Freire radicalized literacy education for Brazilian students in the 1960s. His model of freeing people from their preconceived notions of the world and moving them to action fits the rape prevention world well. By freeing potential perpetrators from cultural biases, peer pressure, and a world that condones criminal behavior, we free them from oppression—as Freire did for his Brazilian students.
- There’s nothing we can do to stop the horror, but we can help victims.
- There’s nothing we can do to stop the horror, but we can punish those who commit the crime.
- We can address those who are at risk of committing the crime and teach them new actions.
Rape, Sexual Assault, Forced Fondling, Stalking, Dating Violence, and Domestic Violence
BEFORE THE CRIMES
- Teach boys to be good men
- Send healthy media messages and curricula
- Model healthy relationships
- Policies to promote healthy relationships
AFTER THE CRIMES
- Advertise the Hotline
- Teach self-defense
- Teach “How to help a Friend” Workshops
- Teach first responder workshops
Behavior Change Theories
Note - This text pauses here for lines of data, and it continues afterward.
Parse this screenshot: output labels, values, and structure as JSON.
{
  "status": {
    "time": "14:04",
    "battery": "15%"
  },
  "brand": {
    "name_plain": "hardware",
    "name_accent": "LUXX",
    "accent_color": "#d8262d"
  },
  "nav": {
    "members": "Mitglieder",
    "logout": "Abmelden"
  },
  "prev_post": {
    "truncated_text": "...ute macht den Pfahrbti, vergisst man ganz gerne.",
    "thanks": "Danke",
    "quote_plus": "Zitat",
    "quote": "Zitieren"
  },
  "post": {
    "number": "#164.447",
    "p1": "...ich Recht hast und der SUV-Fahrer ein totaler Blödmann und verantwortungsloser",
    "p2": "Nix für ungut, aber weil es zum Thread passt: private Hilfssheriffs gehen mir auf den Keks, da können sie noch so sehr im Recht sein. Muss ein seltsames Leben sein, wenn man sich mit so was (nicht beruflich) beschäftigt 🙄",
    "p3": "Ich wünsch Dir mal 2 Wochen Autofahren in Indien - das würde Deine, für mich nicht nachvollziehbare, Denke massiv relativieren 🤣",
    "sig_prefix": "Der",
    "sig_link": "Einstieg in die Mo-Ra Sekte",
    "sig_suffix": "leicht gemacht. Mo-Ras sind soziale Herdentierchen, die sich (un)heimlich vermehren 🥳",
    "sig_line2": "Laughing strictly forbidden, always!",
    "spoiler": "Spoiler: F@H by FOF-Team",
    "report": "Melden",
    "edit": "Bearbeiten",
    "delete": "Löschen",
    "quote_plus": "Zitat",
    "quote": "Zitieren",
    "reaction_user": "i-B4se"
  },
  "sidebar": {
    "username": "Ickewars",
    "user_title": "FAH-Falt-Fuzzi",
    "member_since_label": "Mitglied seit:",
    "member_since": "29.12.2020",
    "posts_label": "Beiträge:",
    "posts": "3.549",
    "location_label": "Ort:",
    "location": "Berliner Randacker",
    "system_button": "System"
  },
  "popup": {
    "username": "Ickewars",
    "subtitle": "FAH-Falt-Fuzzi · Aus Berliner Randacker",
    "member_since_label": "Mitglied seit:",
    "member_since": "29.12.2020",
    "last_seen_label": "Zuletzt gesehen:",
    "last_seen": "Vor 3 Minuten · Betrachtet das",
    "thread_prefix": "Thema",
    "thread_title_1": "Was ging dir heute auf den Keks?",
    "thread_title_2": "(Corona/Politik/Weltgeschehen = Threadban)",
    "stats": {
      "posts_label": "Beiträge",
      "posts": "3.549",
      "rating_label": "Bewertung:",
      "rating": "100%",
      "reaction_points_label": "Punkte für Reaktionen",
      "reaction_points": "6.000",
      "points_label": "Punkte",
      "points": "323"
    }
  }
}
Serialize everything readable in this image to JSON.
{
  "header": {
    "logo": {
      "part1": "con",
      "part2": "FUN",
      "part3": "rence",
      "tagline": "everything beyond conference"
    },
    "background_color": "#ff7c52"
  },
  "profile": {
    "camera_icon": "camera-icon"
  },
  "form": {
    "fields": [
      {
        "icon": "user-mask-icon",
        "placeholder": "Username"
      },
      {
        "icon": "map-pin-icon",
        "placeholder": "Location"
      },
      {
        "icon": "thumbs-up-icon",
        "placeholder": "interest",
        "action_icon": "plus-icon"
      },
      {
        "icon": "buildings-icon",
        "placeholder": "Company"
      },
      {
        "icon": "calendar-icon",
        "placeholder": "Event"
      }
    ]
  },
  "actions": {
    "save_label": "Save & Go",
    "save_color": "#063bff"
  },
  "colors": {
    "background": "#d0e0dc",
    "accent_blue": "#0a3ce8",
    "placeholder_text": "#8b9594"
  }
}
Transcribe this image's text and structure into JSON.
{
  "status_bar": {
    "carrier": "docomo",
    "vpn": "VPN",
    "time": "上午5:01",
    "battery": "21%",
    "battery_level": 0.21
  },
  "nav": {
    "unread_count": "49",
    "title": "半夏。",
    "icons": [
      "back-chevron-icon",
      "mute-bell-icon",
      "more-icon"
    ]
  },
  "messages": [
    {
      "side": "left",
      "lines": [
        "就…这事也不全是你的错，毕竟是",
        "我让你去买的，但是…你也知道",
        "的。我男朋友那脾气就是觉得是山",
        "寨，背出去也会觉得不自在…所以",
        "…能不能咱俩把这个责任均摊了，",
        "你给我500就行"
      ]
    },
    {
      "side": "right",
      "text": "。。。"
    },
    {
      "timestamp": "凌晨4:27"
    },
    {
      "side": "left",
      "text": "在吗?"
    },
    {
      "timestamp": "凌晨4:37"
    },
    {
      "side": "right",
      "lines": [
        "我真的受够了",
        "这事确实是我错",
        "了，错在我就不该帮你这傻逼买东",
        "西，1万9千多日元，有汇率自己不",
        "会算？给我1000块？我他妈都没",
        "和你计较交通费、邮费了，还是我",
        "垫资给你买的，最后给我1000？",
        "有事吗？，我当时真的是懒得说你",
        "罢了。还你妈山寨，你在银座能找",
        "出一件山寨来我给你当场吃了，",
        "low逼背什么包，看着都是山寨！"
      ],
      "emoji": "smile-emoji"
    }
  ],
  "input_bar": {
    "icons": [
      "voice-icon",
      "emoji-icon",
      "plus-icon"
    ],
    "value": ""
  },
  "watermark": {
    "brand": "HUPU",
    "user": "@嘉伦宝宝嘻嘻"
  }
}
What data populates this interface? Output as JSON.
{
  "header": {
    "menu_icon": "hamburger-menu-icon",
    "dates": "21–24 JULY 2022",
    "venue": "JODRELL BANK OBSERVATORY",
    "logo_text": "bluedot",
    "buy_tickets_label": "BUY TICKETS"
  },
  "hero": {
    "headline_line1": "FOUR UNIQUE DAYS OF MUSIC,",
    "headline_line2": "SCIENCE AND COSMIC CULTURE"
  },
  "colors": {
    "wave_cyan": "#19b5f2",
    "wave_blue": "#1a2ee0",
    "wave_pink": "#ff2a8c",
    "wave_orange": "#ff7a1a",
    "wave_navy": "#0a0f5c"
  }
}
Most behavior change theories depict a subject-action-consequence structure. With a plethora of behavior change theories in public health, it should be easy to select one that addresses the primary prevention of sexual violence. However, this is not the case. Most of these theories depict a subject-action-consequence.
For example, if I don’t wear my seat belt, I may have negative consequences (horrible injuries); therefore, I’ll wear my seatbelt.
Sexual violence is different; perpetrators often have few or no negative consequences (few are prosecuted). Indeed, there is often much to be gained (e.g., peer approval, sexual gratification, power, dominance). If perpetrators regularly receive positive consequences for their violent behavior, then what behavior change theory might work in this world? The only behavior change model that can be effective for the primary prevention of sexual violence is the Theory of Freeing, initially created by Paulo Freire.
Next, I will discuss Paulo Freire and his work.